(Collected data)
▬▬▬▬▬▬▬▬▬▬
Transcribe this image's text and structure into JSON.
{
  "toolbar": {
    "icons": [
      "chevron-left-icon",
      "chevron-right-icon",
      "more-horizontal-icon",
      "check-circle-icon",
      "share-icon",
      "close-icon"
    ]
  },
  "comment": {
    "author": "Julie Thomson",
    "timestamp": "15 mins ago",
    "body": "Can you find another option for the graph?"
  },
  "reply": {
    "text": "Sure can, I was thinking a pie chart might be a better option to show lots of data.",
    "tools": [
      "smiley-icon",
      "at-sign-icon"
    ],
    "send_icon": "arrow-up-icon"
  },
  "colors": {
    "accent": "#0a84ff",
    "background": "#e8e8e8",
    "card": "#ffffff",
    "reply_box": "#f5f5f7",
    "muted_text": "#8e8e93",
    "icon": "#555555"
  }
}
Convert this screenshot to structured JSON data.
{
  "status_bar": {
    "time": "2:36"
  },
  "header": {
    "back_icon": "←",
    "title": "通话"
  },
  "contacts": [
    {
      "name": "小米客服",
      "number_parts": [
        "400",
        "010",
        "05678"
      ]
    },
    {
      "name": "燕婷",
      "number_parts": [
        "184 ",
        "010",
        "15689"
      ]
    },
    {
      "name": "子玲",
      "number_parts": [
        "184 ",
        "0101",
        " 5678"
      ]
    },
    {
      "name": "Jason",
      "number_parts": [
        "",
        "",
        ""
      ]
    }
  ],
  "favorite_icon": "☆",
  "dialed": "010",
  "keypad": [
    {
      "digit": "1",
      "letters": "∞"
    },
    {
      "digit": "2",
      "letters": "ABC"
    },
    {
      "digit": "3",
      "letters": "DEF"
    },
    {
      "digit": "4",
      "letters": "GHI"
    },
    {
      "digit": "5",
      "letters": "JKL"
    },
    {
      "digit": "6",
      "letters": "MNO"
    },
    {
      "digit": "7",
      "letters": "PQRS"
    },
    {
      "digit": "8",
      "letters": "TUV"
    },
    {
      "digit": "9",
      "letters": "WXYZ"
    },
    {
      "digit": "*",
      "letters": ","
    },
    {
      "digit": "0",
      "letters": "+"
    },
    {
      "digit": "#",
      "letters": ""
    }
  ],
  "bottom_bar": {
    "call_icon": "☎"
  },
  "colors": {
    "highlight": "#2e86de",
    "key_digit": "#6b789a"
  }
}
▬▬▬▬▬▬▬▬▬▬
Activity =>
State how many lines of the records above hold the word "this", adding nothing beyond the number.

Response below =>
2